Clinical pharmacy incorporates aspects of pharmacology, toxicology, pharmacokinetics and pharmacotherapy and finds its expression within the framework of patient care. The clinical pharmacist is responsible for identifying problems connected with patients’ medications, finding solutions to those problems and trying to prevent them.
The new graduates will work alongside medical doctors in hospitals and health clinics.
“Research has shown that the use of unsuitable medicines is the fifth highest source of mortality in the US,” said program head Prof. Amnon Hoffman. “More people die from medical errors than from road accidents, breast cancer or AIDS. More involvement of pharmacists in guiding patients toward correct, responsible and cautious use of medicines can prevent this phenomenon in many cases. Our new graduates of this program are expected to make a great contribution to the health of patients, and they will serve as ground-breakers for those who come after them.”
Maybe those pedantic people who use alcohol rub all the time are right. Just being in a room can add some 37 million bacteria to the air every hour – material largely left behind by previous occupants and stirred up from the floor, according to new research by Yale University engineers.

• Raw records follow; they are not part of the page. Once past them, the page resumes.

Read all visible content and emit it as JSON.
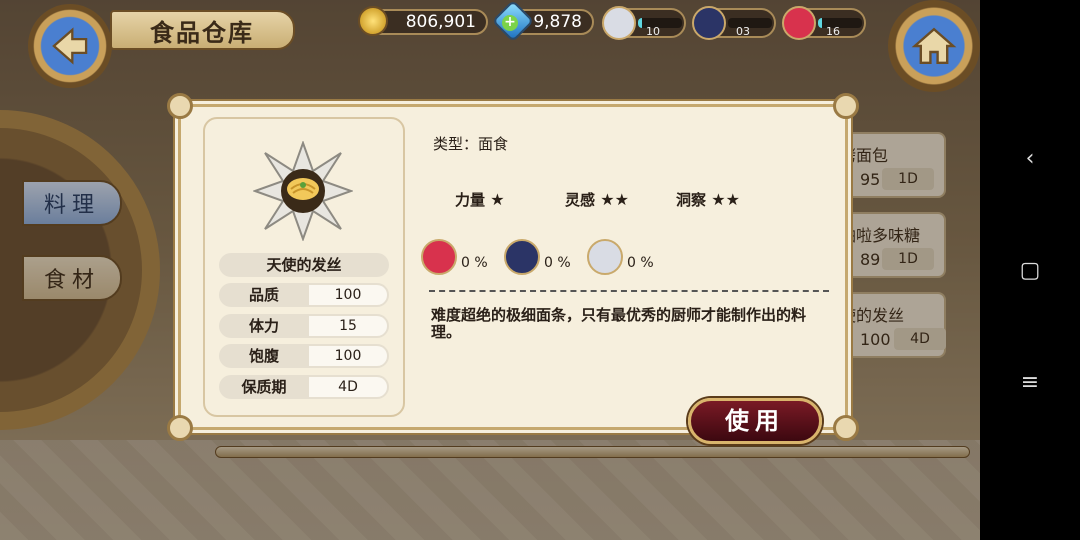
{
  "header": {
    "title": "食品仓库",
    "gold": "806,901",
    "gems": "9,878",
    "characters": [
      {
        "level": "10",
        "color": "#d9dce4",
        "bar": 0.1
      },
      {
        "level": "03",
        "color": "#2b3466",
        "bar": 0.0
      },
      {
        "level": "16",
        "color": "#d8324d",
        "bar": 0.1
      }
    ]
  },
  "side_menu": {
    "cook": "料理",
    "ingredients": "食材"
  },
  "list": [
    {
      "name": "烤面包",
      "qty": "95",
      "days": "1D"
    },
    {
      "name": "啪啦多味糖",
      "qty": "89",
      "days": "1D"
    },
    {
      "name": "使的发丝",
      "qty": "100",
      "days": "4D"
    }
  ],
  "dialog": {
    "item_name": "天使的发丝",
    "stats": [
      {
        "label": "品质",
        "value": "100"
      },
      {
        "label": "体力",
        "value": "15"
      },
      {
        "label": "饱腹",
        "value": "100"
      },
      {
        "label": "保质期",
        "value": "4D"
      }
    ],
    "type_line": "类型：面食",
    "attributes": [
      {
        "label": "力量",
        "stars": "★"
      },
      {
        "label": "灵感",
        "stars": "★★"
      },
      {
        "label": "洞察",
        "stars": "★★"
      }
    ],
    "affinity": [
      {
        "value": "0 %",
        "color": "#d8324d"
      },
      {
        "value": "0 %",
        "color": "#2b3466"
      },
      {
        "value": "0 %",
        "color": "#d9dce4"
      }
    ],
    "description": "难度超绝的极细面条，只有最优秀的厨师才能制作出的料理。",
    "use_button": "使用"
  },
  "system_nav": {
    "back": "‹",
    "home": "▢",
    "menu": "≡"
  }
}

“We live in this microbial soup, and a big ingredient is our own microorganisms,” said environmental engineering Prof. Jordan Peccia, the principal investigator of a study recently published online in the journal Indoor Air.

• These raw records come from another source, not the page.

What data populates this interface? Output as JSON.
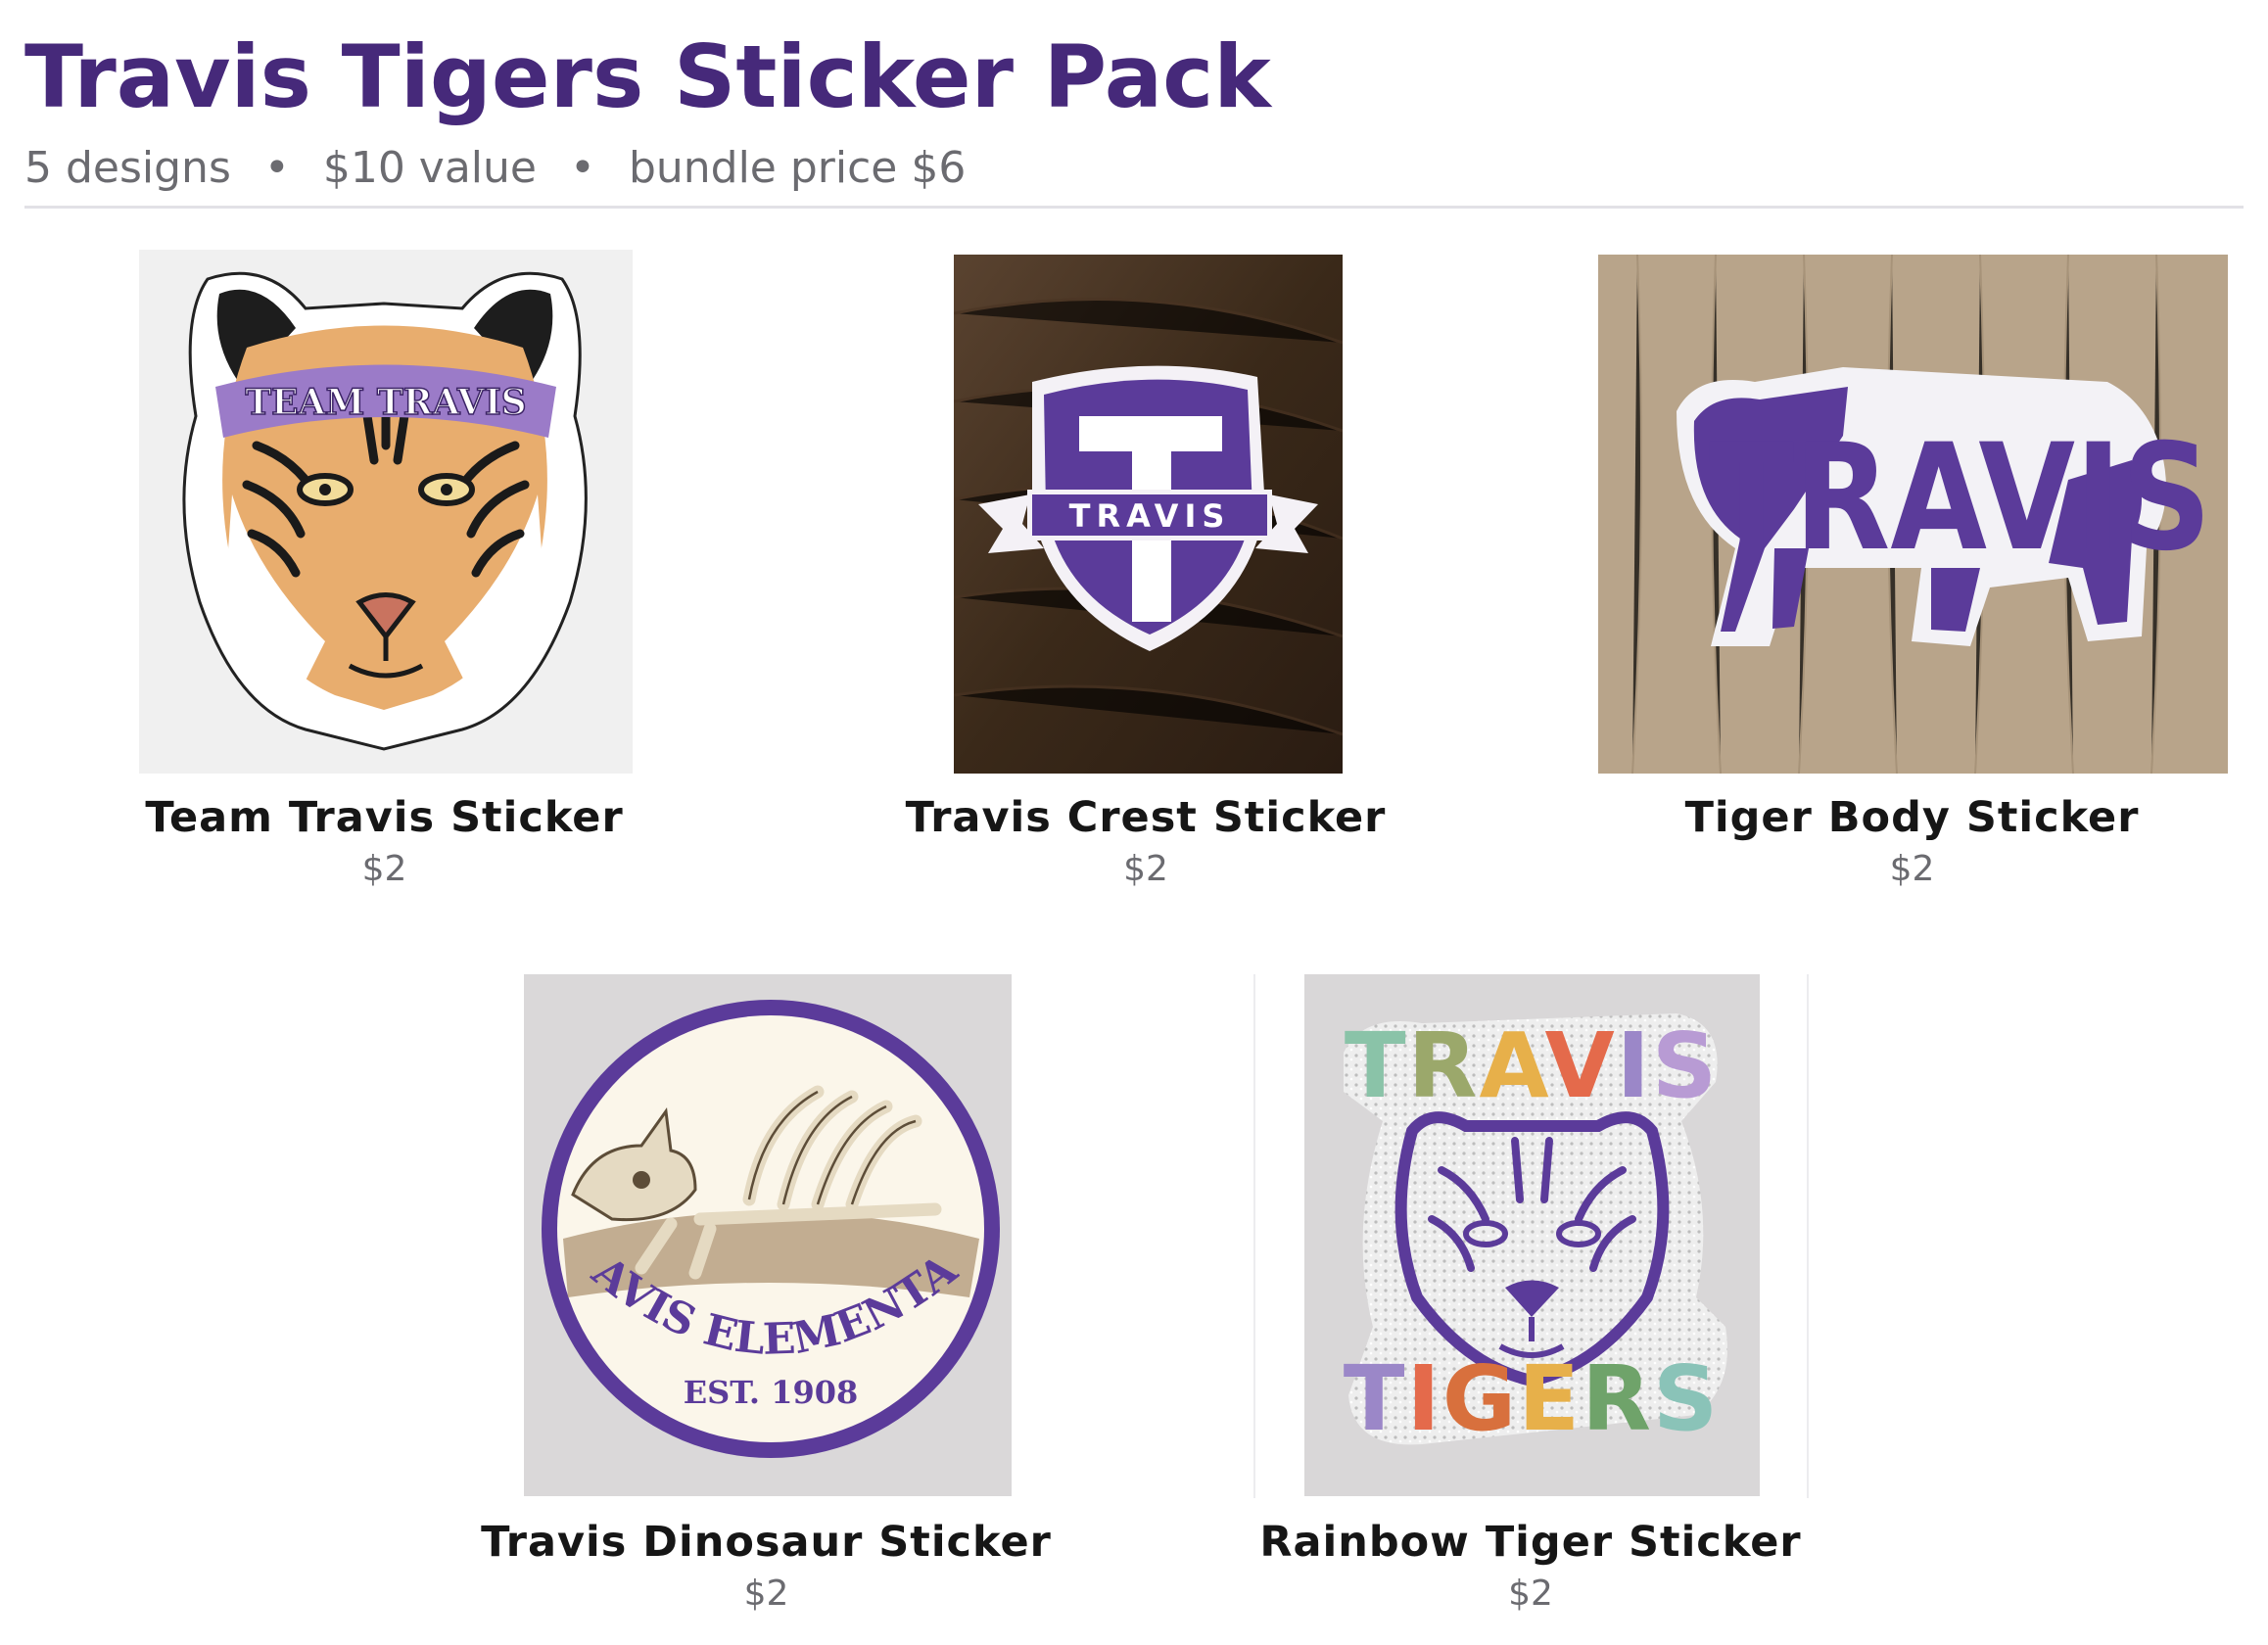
{
  "header": {
    "title": "Travis Tigers Sticker Pack",
    "designs": "5 designs",
    "value": "$10 value",
    "bundle": "bundle price $6",
    "separator": "•"
  },
  "colors": {
    "brand_purple": "#46297a",
    "sticker_purple": "#5b3b9a",
    "muted_text": "#6b6b70"
  },
  "products": [
    {
      "name": "Team Travis Sticker",
      "price": "$2",
      "art_text": "TEAM TRAVIS",
      "icon": "tiger-head-icon"
    },
    {
      "name": "Travis Crest Sticker",
      "price": "$2",
      "art_text": "TRAVIS",
      "icon": "crest-icon"
    },
    {
      "name": "Tiger Body Sticker",
      "price": "$2",
      "art_text": "TRAVIS",
      "icon": "tiger-body-icon"
    },
    {
      "name": "Travis Dinosaur Sticker",
      "price": "$2",
      "art_text": "TRAVIS ELEMENTARY",
      "art_subtext": "EST. 1908",
      "icon": "dinosaur-skeleton-icon"
    },
    {
      "name": "Rainbow Tiger Sticker",
      "price": "$2",
      "art_text": "TRAVIS",
      "art_subtext": "TIGERS",
      "icon": "rainbow-tiger-icon"
    }
  ]
}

“Mostly people are re-suspending what’s been deposited before. The floor dust turns out to be the major source of the bacteria that we breathe.”
Many previous studies have surveyed the variety of germs present in everyday spaces. But this is the first study that quantifies how much a lone human presence affects the level of indoor biological aerosols. Peccia and his research team measured and analyzed biological particles in a single, ground-floor university classroom over a period of eight days – four days when the room was periodically occupied and four when the room was continuously vacant. At all times the windows and doors were kept closed.
Researchers sorted the particles by size.
Overall, they found that “human occupancy was associated with substantially increased airborne concentrations” of bacteria and fungi of various sizes. Occupancy resulted in especially large spikes for larger-sized fungal particles and medium-sized bacterial particles. The size of bacteria-and fungi-bearing particles is important, because size affects the degree to which they are likely to be filtered from the air or linger and recirculate, the researchers note.
The researchers found that about 18% of all bacterial emissions in the room – including both fresh and previously deposited bacteria – came from humans, as opposed to plants and other sources.
Of the 15 most abundant varieties of bacteria identified in the room studied, four are directly associated with humans, including the most abundant, Propionibacterineae, common on human skin. Peccia said carpeted rooms appear to retain especially high amounts of microorganisms, but noted that this does not necessarily mean rugs and carpets should be removed. Extremely few of the microorganisms commonly found indoors are infectious, he said. Still, understanding the content and dynamics of indoor biological aerosols is helpful for devising new ways of improving air quality when necessary, he said.
“All those infectious diseases we get, we get indoors,” he concluded.